* PROMPT *
Write out every record below exactly, so that nothing differs from what is shown.

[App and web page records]
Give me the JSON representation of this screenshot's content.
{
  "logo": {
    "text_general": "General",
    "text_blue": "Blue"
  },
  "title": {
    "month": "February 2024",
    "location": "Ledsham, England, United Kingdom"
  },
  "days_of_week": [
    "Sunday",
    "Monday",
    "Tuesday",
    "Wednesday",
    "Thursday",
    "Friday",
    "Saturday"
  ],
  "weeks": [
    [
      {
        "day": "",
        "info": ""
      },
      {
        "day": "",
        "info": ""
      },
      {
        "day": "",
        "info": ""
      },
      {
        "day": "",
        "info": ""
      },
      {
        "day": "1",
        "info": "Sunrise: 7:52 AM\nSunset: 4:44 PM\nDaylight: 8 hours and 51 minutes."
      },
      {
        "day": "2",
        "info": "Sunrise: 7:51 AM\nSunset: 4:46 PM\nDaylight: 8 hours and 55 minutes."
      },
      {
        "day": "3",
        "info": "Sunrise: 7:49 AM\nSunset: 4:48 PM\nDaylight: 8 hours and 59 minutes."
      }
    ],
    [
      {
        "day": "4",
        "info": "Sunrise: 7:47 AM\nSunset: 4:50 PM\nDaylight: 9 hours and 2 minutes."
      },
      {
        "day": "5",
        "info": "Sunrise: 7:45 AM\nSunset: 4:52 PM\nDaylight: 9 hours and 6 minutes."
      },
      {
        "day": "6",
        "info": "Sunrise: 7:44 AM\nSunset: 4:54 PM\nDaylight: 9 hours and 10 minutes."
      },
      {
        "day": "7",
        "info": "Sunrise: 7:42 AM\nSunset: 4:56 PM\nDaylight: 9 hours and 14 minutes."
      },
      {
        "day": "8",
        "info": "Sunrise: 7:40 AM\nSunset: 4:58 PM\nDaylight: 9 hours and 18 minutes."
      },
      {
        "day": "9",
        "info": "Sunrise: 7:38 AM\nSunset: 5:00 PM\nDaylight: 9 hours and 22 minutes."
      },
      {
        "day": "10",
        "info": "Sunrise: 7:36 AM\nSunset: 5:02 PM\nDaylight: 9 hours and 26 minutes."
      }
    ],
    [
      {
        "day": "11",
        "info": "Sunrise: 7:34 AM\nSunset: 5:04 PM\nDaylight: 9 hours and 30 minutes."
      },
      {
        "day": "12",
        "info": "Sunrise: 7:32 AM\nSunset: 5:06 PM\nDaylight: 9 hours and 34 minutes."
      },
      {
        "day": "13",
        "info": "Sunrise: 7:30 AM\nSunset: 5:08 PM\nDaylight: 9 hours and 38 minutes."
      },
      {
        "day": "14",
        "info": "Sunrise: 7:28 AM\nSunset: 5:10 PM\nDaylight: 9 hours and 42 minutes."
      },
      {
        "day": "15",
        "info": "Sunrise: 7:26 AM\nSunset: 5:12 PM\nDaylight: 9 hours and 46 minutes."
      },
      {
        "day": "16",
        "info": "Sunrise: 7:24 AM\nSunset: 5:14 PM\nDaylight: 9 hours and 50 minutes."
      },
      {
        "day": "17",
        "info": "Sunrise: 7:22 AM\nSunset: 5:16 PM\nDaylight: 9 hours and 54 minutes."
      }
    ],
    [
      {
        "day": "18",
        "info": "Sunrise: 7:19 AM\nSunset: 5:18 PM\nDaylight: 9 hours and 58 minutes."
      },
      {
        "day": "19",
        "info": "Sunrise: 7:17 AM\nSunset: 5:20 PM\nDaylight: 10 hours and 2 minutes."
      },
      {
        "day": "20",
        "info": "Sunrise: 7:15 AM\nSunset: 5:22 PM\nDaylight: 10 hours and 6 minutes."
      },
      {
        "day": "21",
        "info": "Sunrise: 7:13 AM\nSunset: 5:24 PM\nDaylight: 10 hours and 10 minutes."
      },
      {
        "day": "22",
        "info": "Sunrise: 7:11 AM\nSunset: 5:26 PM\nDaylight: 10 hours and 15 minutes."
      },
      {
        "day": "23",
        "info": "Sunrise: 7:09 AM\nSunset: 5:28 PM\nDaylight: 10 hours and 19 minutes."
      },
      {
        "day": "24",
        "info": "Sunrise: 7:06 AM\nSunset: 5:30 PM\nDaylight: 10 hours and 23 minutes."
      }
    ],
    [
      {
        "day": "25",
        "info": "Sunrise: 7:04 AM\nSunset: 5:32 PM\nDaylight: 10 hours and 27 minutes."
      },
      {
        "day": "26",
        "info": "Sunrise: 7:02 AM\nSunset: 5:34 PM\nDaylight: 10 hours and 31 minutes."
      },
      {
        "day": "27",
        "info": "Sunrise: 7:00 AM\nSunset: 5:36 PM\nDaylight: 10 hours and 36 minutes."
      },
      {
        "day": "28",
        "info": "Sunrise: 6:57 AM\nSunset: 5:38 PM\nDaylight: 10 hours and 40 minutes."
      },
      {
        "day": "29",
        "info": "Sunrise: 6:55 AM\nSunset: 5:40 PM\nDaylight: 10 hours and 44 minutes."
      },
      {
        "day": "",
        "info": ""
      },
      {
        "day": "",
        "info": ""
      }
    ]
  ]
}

* REPLY TO THE TASK *
Give me the JSON representation of this screenshot's content.
{
  "logo": {
    "text_general": "General",
    "text_blue": "Blue"
  },
  "title": {
    "month": "February 2024",
    "location": "Ledsham, England, United Kingdom"
  },
  "days_of_week": [
    "Sunday",
    "Monday",
    "Tuesday",
    "Wednesday",
    "Thursday",
    "Friday",
    "Saturday"
  ],
  "weeks": [
    [
      {
        "day": "",
        "info": ""
      },
      {
        "day": "",
        "info": ""
      },
      {
        "day": "",
        "info": ""
      },
      {
        "day": "",
        "info": ""
      },
      {
        "day": "1",
        "info": "Sunrise: 7:52 AM\nSunset: 4:44 PM\nDaylight: 8 hours and 51 minutes."
      },
      {
        "day": "2",
        "info": "Sunrise: 7:51 AM\nSunset: 4:46 PM\nDaylight: 8 hours and 55 minutes."
      },
      {
        "day": "3",
        "info": "Sunrise: 7:49 AM\nSunset: 4:48 PM\nDaylight: 8 hours and 59 minutes."
      }
    ],
    [
      {
        "day": "4",
        "info": "Sunrise: 7:47 AM\nSunset: 4:50 PM\nDaylight: 9 hours and 2 minutes."
      },
      {
        "day": "5",
        "info": "Sunrise: 7:45 AM\nSunset: 4:52 PM\nDaylight: 9 hours and 6 minutes."
      },
      {
        "day": "6",
        "info": "Sunrise: 7:44 AM\nSunset: 4:54 PM\nDaylight: 9 hours and 10 minutes."
      },
      {
        "day": "7",
        "info": "Sunrise: 7:42 AM\nSunset: 4:56 PM\nDaylight: 9 hours and 14 minutes."
      },
      {
        "day": "8",
        "info": "Sunrise: 7:40 AM\nSunset: 4:58 PM\nDaylight: 9 hours and 18 minutes."
      },
      {
        "day": "9",
        "info": "Sunrise: 7:38 AM\nSunset: 5:00 PM\nDaylight: 9 hours and 22 minutes."
      },
      {
        "day": "10",
        "info": "Sunrise: 7:36 AM\nSunset: 5:02 PM\nDaylight: 9 hours and 26 minutes."
      }
    ],
    [
      {
        "day": "11",
        "info": "Sunrise: 7:34 AM\nSunset: 5:04 PM\nDaylight: 9 hours and 30 minutes."
      },
      {
        "day": "12",
        "info": "Sunrise: 7:32 AM\nSunset: 5:06 PM\nDaylight: 9 hours and 34 minutes."
      },
      {
        "day": "13",
        "info": "Sunrise: 7:30 AM\nSunset: 5:08 PM\nDaylight: 9 hours and 38 minutes."
      },
      {
        "day": "14",
        "info": "Sunrise: 7:28 AM\nSunset: 5:10 PM\nDaylight: 9 hours and 42 minutes."
      },
      {
        "day": "15",
        "info": "Sunrise: 7:26 AM\nSunset: 5:12 PM\nDaylight: 9 hours and 46 minutes."
      },
      {
        "day": "16",
        "info": "Sunrise: 7:24 AM\nSunset: 5:14 PM\nDaylight: 9 hours and 50 minutes."
      },
      {
        "day": "17",
        "info": "Sunrise: 7:22 AM\nSunset: 5:16 PM\nDaylight: 9 hours and 54 minutes."
      }
    ],
    [
      {
        "day": "18",
        "info": "Sunrise: 7:19 AM\nSunset: 5:18 PM\nDaylight: 9 hours and 58 minutes."
      },
      {
        "day": "19",
        "info": "Sunrise: 7:17 AM\nSunset: 5:20 PM\nDaylight: 10 hours and 2 minutes."
      },
      {
        "day": "20",
        "info": "Sunrise: 7:15 AM\nSunset: 5:22 PM\nDaylight: 10 hours and 6 minutes."
      },
      {
        "day": "21",
        "info": "Sunrise: 7:13 AM\nSunset: 5:24 PM\nDaylight: 10 hours and 10 minutes."
      },
      {
        "day": "22",
        "info": "Sunrise: 7:11 AM\nSunset: 5:26 PM\nDaylight: 10 hours and 15 minutes."
      },
      {
        "day": "23",
        "info": "Sunrise: 7:09 AM\nSunset: 5:28 PM\nDaylight: 10 hours and 19 minutes."
      },
      {
        "day": "24",
        "info": "Sunrise: 7:06 AM\nSunset: 5:30 PM\nDaylight: 10 hours and 23 minutes."
      }
    ],
    [
      {
        "day": "25",
        "info": "Sunrise: 7:04 AM\nSunset: 5:32 PM\nDaylight: 10 hours and 27 minutes."
      },
      {
        "day": "26",
        "info": "Sunrise: 7:02 AM\nSunset: 5:34 PM\nDaylight: 10 hours and 31 minutes."
      },
      {
        "day": "27",
        "info": "Sunrise: 7:00 AM\nSunset: 5:36 PM\nDaylight: 10 hours and 36 minutes."
      },
      {
        "day": "28",
        "info": "Sunrise: 6:57 AM\nSunset: 5:38 PM\nDaylight: 10 hours and 40 minutes."
      },
      {
        "day": "29",
        "info": "Sunrise: 6:55 AM\nSunset: 5:40 PM\nDaylight: 10 hours and 44 minutes."
      },
      {
        "day": "",
        "info": ""
      },
      {
        "day": "",
        "info": ""
      }
    ]
  ]
}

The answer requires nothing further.